"The one thing [the recruits] all had in common was that they knew about the WCC,'' Rose said. "Everyone has seen the games. They've watched that tournament on the Monday night of Championship Week.'"

Rose went on to describe what his program will do to be successful in the new conference.

"We're just trying to figure out where we'll fit in the league and use Gonzaga as a model for how they schedule,'' Rose said. "Gonzaga has created a real national program the past 10 years and that's something we'll want to do.''

Rose and Mark Few have struck up a friendship over the years with Rose spending time at Mark and Marcy Few's Coaches vs. Cancer event in Spokane. The relationship hasn't resulted in the two teams agreeing to a home-and-home series, but the WCC membership guarantees the matchup. Those games are something Few said will only enhance the Zags. He said he grew tired of critics saying the Zags won a "bad league" over the years and believes that the addition of BYU will bolster the league's reputation.

The one aspect of Gonzaga's scheduling that Rose hopes to emulate is getting BYU into more marquee nonconference tournaments. Gonzaga has been in just about all of them and is one of the headline teams in the CBE Classic this year in Kansas City. BYU has chosen to go to more underpublicized events. Some of the events, though, like the Old Spice Classic in Orlando, the Puerto Rico Tip Off and the 76 Classic in Anaheim are off limits for BYU because the last day of the event is held on Sunday, which is not allowed to be a competitive day for the Cougars' sports teams because of religious observation.

Rose said he has already spoken to Utah coach Jim Boylen and the two have agreed to continue the rivalry every season, alternating home-road sites.

"We'll keep the Utah State series too and then add a home-and-home with Gonzaga and a home-and-home with Saint Mary's," Rose said. "That upgrades our schedule right there and is a chance to increase our RPI. We've been pretty good in a regional situation within the footprint of the MWC and the TV agreement we've had, but we want to expand it more and have more of a national program, which is what the football team is doing."

BYU's schedule is more challenging this season with a game against UCLA in the Wooden Classic in Anaheim, at Creighton (part of the MWC/MVC Challenge), possibly tough neutral site games (if these teams are better than projected) against South Florida and then either Saint Mary's or Texas Tech in South Padre Island, Texas; Arizona in Salt Lake City and UTEP at home. Having Fresno State (home) and a rebuilding Hawaii (Salt Lake City) isn't awful, either, on the home slate. The conference games this season against San Diego State, UNLV and New Mexico, all possible NCAA teams, certainly add up to a likely strong power rating.
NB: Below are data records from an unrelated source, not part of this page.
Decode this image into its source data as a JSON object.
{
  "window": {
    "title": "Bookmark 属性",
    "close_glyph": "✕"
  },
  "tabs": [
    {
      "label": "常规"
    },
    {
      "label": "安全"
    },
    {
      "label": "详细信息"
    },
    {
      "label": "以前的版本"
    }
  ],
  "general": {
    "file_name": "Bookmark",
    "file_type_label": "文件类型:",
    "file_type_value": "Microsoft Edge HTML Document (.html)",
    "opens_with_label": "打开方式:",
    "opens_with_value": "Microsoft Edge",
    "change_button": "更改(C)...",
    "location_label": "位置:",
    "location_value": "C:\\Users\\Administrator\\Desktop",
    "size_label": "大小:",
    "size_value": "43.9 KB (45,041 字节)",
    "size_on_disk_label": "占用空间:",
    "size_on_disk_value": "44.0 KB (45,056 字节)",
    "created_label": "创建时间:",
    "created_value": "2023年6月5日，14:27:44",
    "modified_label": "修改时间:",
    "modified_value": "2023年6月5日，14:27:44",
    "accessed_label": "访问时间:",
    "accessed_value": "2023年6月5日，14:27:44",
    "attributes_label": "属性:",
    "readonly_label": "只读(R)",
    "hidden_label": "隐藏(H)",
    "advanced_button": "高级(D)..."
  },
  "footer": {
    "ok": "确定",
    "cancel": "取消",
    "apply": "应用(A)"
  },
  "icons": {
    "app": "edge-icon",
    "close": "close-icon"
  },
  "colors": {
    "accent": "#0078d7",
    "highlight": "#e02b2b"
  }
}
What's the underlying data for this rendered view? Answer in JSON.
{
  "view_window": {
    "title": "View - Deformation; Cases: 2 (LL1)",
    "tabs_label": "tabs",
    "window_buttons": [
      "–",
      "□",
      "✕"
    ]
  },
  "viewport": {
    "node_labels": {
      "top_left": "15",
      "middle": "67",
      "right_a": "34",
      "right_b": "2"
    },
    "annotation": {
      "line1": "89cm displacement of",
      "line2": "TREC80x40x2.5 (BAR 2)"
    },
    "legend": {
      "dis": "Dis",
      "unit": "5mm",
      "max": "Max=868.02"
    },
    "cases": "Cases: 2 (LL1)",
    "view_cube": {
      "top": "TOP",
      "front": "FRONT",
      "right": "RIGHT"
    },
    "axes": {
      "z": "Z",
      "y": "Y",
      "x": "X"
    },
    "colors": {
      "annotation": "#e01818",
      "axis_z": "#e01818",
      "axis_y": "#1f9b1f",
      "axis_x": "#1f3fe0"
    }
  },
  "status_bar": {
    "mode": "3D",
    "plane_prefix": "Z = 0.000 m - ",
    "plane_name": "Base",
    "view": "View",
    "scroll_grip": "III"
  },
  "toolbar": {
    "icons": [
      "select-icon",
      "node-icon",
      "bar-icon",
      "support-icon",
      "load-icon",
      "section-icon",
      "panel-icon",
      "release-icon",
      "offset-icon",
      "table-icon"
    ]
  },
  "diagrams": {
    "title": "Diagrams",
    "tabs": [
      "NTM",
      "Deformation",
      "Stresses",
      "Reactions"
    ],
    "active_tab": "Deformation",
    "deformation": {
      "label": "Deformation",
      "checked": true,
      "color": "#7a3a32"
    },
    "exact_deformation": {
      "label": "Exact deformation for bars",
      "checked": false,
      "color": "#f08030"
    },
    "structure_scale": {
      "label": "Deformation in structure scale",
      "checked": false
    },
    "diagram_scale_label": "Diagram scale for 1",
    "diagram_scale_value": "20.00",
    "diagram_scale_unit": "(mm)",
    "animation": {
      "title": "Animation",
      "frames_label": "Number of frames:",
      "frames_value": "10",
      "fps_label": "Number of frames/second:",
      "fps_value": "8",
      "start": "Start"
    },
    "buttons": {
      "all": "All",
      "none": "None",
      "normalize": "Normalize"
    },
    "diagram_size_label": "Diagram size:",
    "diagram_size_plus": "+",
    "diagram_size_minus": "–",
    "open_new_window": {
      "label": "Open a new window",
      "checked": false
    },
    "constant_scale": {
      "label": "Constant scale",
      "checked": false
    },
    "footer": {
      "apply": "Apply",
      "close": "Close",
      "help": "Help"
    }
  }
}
The key will be for Saint Mary's and/or Portland to be consistently good enough to warrant comparisons to teams like UNLV and possible UNM or SDSU, which are just now looking like regular postseason teams.